Here is this week’s roundup of literacy links for some quick inspiration, tips, and refreshment:

Literacy Links – Volume 9

literacy links

This past Tuesday, the LPS literacy coaches led teachers in grades 2-5 in a morning of PD on writing about reading, and it was my favorite PD ever! As always, we used the Workshop Model structure, so that teachers had the most time to explore their choice of resources. So after a twenty minute minilesson to build some background knowledge on writing about reading, they floated from station to station as needed. The stations we planned included unpacking literacy resources like the Literacy Continuum and the Learning Progressions from the Units of Study, thin slicing student work samples, calibrating assessments, analyzing student work, and making a writing about reading toolkit. I, of course, left their 3-2-1 reflections in my car before I left for Seattle, but I can’t wait to review their reflections, provide feedback, and begin our coaching follow-up work.

Here is this week’s roundup of literacy links for some quick inspiration, tips, and refreshment:

Toolkit Ideas for Writing About Reading

literacy, professional resources, reading, test prep, writing

Made with Padlet

A quick search for “toolkits” in the Units of Study Facebook groups will yield dozens of posts with requests for and pictures of various toolkits. They are certainly a hot topic. However, I haven’t seen many that focus on writing about reading, a component of balanced literacy that students are expected to do throughout the year in a variety of contexts. As a result, we’ve begun gathering and creating some sample toolkit pages on this Padlet. Browse for inspiration, and post your writing about reading toolkit pages, too!

Literacy Links – Volume 8

literacy links


Nancie Atwell at Literacy for All 2018. Note the overhead projector. 😉

There’s nothing quite like meeting an literacy idol. I’ve loved Nancie Atwell’s ideas and school since I read In the Middle as part of my writing methods class in grade school. I’ve practically been counting the days until LFA 2018 since I saw the poster ad at the end of LFA 2017. So you know I sat in the front row of her session on writing conferences. My favorite line? “You get 15 exclamation points to use. During your whole life. Use them wisely.” I don’t think I’ve used one since. 🙂

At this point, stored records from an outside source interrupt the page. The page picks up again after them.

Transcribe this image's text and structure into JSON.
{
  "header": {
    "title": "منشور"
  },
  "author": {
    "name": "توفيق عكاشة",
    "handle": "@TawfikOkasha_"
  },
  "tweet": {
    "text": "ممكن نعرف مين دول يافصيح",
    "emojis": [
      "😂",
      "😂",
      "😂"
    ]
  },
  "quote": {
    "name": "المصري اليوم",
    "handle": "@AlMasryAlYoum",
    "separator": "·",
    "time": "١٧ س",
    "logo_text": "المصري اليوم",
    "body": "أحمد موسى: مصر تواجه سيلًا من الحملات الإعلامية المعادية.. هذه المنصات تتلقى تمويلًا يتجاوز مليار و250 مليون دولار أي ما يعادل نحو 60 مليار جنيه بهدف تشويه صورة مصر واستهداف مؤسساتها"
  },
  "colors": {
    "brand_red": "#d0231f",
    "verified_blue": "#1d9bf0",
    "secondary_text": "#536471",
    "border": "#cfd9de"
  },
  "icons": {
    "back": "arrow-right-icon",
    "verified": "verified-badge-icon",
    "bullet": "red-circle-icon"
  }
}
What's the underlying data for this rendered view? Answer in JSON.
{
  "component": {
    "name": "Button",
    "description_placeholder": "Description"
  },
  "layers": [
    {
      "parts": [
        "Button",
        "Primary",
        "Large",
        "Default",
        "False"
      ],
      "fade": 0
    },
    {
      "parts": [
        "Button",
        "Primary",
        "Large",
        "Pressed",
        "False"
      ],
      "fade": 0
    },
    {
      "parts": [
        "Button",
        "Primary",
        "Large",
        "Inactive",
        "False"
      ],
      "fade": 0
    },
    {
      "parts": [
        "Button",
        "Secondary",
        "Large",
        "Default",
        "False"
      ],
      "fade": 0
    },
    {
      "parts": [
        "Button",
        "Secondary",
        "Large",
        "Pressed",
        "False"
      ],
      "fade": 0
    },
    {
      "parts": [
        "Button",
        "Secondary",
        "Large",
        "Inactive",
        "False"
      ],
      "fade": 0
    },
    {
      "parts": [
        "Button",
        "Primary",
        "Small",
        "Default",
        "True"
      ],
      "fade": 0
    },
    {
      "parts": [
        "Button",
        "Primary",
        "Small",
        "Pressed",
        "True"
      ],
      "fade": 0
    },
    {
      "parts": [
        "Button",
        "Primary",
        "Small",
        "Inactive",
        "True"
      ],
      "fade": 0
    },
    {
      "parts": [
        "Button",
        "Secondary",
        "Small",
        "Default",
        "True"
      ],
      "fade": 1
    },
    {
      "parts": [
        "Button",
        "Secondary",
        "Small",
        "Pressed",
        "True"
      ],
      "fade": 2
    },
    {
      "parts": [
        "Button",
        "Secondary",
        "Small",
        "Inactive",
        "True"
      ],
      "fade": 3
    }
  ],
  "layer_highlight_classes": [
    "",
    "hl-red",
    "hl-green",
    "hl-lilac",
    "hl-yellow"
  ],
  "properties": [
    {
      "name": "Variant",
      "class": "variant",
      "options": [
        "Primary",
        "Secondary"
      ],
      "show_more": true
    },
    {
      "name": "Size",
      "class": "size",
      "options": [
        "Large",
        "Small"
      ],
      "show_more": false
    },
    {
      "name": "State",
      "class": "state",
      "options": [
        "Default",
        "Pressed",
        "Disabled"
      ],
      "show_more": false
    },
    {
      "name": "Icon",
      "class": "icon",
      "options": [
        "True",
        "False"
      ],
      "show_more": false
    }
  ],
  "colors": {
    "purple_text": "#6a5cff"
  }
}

Here is this week’s roundup of literacy links for some quick inspiration, tips, and refreshment: